Dataset content: Begin

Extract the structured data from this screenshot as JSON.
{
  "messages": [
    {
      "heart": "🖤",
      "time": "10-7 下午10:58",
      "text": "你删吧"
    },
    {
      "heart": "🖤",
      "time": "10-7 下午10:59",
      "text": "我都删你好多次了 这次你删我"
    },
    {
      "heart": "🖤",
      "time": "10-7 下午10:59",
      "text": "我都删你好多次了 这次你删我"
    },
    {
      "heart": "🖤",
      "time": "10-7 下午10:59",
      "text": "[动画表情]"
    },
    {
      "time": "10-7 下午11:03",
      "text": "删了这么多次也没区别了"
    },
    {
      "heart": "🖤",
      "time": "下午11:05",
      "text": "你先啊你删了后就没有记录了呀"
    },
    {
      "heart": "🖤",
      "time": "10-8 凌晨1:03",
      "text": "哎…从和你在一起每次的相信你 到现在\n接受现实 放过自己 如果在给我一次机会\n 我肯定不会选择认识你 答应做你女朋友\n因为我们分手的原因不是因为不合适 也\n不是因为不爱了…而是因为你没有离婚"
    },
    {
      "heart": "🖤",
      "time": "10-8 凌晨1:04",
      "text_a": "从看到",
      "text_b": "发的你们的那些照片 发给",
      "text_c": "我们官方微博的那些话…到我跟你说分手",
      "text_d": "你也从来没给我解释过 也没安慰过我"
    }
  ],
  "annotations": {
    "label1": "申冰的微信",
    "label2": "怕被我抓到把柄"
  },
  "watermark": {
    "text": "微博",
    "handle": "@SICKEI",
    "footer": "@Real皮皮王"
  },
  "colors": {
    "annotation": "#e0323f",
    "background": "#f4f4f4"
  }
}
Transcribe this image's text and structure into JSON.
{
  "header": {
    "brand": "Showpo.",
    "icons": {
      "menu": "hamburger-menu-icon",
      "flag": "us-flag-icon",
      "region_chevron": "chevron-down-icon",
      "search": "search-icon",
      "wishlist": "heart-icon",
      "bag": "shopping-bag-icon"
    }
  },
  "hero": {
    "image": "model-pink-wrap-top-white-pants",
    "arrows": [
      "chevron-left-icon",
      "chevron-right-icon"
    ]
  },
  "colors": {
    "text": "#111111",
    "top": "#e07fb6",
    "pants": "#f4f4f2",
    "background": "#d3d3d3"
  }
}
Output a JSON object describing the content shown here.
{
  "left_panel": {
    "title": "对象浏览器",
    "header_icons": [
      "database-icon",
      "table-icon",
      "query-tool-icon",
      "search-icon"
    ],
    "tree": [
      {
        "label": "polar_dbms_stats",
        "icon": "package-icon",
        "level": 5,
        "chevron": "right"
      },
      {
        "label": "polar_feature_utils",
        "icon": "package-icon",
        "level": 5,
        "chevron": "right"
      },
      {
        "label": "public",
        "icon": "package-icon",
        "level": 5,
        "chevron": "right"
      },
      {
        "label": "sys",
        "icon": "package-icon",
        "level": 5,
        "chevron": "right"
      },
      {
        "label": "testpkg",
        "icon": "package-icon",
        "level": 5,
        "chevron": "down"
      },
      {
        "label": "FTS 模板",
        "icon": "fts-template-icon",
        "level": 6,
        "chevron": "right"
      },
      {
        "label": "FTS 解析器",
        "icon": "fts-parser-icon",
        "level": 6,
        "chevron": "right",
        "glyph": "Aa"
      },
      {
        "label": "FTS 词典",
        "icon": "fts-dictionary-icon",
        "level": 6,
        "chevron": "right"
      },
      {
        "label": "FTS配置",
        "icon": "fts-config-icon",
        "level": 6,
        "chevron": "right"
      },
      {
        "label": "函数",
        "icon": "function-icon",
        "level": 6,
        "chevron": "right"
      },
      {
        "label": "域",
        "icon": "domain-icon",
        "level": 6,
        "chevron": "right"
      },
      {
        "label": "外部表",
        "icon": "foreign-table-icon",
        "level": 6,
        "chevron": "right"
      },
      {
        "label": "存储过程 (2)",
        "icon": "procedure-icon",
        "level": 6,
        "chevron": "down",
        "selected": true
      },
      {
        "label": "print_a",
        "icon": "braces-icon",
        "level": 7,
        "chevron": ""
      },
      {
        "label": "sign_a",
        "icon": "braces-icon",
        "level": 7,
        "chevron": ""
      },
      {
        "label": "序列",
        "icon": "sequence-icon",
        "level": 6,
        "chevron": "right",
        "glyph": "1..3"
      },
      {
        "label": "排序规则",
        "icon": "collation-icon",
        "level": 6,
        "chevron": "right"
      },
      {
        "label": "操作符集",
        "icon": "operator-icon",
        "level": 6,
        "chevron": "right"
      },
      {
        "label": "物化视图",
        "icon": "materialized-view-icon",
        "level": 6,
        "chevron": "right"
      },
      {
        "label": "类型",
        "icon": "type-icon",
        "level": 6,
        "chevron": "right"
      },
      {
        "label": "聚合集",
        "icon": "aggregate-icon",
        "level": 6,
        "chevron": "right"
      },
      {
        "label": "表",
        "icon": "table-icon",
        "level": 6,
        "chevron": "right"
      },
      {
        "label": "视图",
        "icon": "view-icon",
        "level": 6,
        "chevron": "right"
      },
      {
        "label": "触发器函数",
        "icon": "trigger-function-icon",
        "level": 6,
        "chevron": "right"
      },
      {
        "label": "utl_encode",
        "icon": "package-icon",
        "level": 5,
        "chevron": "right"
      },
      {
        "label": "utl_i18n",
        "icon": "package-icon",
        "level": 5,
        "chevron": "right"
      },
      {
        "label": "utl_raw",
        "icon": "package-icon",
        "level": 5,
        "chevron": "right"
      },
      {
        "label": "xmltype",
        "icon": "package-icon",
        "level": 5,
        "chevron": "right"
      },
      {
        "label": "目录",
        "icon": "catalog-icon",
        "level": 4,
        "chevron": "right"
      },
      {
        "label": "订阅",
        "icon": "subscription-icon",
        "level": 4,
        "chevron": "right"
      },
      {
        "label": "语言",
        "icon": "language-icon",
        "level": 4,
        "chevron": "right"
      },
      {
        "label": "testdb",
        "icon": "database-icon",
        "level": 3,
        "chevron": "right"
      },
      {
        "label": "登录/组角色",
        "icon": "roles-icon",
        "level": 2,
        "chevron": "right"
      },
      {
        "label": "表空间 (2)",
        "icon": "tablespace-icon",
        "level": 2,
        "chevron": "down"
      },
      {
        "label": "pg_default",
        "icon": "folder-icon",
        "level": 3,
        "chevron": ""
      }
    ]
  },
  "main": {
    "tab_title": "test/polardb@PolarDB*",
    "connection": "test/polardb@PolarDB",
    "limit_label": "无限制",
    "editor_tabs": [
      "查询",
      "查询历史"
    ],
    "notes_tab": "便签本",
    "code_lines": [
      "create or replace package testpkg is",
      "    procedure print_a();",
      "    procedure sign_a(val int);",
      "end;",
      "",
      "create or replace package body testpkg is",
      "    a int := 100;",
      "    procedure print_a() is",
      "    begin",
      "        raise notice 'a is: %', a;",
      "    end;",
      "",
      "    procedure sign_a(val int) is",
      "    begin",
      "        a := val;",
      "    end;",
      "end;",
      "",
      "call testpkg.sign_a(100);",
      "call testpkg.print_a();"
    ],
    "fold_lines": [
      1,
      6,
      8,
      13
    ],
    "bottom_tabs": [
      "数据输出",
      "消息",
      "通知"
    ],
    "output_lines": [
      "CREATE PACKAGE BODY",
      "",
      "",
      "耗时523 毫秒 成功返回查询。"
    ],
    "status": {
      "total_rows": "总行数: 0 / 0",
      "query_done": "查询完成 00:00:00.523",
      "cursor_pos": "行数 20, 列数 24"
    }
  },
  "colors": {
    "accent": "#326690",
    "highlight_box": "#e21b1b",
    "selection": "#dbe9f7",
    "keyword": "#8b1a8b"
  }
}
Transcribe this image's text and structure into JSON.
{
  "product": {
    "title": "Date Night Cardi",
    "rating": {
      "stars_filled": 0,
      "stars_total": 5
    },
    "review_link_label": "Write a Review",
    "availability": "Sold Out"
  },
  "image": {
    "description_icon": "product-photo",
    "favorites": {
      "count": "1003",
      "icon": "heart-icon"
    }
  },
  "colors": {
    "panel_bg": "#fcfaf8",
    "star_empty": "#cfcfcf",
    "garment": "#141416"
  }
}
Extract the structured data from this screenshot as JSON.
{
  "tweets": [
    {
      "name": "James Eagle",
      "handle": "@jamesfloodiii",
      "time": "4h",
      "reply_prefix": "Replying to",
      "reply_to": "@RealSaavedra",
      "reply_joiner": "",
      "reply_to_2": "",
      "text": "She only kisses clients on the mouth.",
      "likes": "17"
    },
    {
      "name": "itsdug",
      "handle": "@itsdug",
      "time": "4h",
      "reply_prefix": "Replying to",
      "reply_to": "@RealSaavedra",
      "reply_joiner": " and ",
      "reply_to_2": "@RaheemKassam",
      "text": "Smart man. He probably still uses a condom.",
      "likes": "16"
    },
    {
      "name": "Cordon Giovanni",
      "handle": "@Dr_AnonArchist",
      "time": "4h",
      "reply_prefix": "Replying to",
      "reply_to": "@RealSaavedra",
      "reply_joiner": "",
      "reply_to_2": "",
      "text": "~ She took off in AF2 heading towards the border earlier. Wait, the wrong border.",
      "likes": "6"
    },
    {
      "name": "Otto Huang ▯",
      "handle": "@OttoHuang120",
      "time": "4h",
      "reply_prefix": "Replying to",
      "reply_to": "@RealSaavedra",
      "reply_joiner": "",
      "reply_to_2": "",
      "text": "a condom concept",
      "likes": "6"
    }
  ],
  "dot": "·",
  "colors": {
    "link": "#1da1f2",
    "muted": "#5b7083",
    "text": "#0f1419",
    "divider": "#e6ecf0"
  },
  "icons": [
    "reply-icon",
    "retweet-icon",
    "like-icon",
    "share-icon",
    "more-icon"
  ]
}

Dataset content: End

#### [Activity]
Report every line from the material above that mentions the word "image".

#### [Answer for this exercise]
Transcribe this image's text and structure into JSON.
    "image": "model-pink-wrap-top-white-pants",
Transcribe this image's text and structure into JSON.
  "image": {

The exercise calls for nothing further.